Missional Jesus attracted crowds and from that crowd summoned people to follow him by becoming doers of God’s will. What is God’s will? You can say it a number of ways, but the two most succinct summaries of Jesus are the Golden Rule (Matt 7:12) and the Jesus Creed (Mark 12:29-31). Now the cutting edge of “missional” for Jesus:
1. Missional Jesus accepts anyone who comes to him for healing.
2. Missional Jesus breaks down boundaries between Gentiles and Jews.
3. Missional Jesus heals Gentiles, too.
4. Missional Jesus, in the parallel in Matthew 8:5-13, contrasts the Gentile’s faith with Jewish lack of faith, exposing his belief that what mattered was faith in God (through Jesus) and not ethnic heritage and religious association.
5. Missional Jesus lauds the perception of faith in him as faith in the One who is Sent by God with Authority.
1 When Jesus had finished saying all this in the hearing of the people, he entered Capernaum. 2 There a centurion’s servant, whom his master valued highly, was sick and about to die. 3 The centurion heard of Jesus and sent some elders of the Jews to him, asking him to come and heal his servant. 4 When they came to Jesus, they pleaded earnestly with him, “This man deserves to have you do this, 5 because he loves our nation and has built our synagogue.” 6 So Jesus went with them.

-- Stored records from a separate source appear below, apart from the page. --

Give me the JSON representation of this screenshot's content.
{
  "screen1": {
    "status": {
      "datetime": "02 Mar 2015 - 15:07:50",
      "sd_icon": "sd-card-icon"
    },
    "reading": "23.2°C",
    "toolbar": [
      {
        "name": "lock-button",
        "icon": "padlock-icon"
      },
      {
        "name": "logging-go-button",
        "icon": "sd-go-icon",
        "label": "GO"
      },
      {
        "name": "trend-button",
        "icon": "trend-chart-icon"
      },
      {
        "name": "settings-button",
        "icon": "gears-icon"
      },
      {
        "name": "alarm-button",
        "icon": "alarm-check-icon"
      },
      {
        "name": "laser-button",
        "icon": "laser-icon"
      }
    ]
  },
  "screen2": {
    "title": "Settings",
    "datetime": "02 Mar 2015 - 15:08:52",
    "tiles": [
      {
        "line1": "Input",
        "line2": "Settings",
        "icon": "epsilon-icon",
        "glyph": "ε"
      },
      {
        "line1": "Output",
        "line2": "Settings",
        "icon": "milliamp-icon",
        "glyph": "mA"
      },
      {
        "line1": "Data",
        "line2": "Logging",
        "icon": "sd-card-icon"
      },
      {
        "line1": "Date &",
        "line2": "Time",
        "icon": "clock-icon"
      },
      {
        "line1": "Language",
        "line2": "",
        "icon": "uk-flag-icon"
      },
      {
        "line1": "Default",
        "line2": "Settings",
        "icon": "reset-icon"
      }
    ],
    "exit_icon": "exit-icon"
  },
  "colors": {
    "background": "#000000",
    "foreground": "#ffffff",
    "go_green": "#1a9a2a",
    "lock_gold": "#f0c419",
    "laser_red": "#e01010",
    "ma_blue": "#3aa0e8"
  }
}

He was not far from the house when the centurion sent friends to say to him: “Lord, don’t trouble yourself, for I do not deserve to have you come under my roof. 7 That is why I did not even consider myself worthy to come to you. But say the word, and my servant will be healed. 8 For I myself am a man under authority, with soldiers under me. I tell this one, ‘Go,’ and he goes; and that one, ‘Come,’ and he comes. I say to my servant, ‘Do this,’ and he does it.”
9 When Jesus heard this, he was amazed at him, and turning to the crowd following him, he said, “I tell you, I have not found such great faith even in Israel.” 10 Then the men who had been sent returned to the house and found the servant well.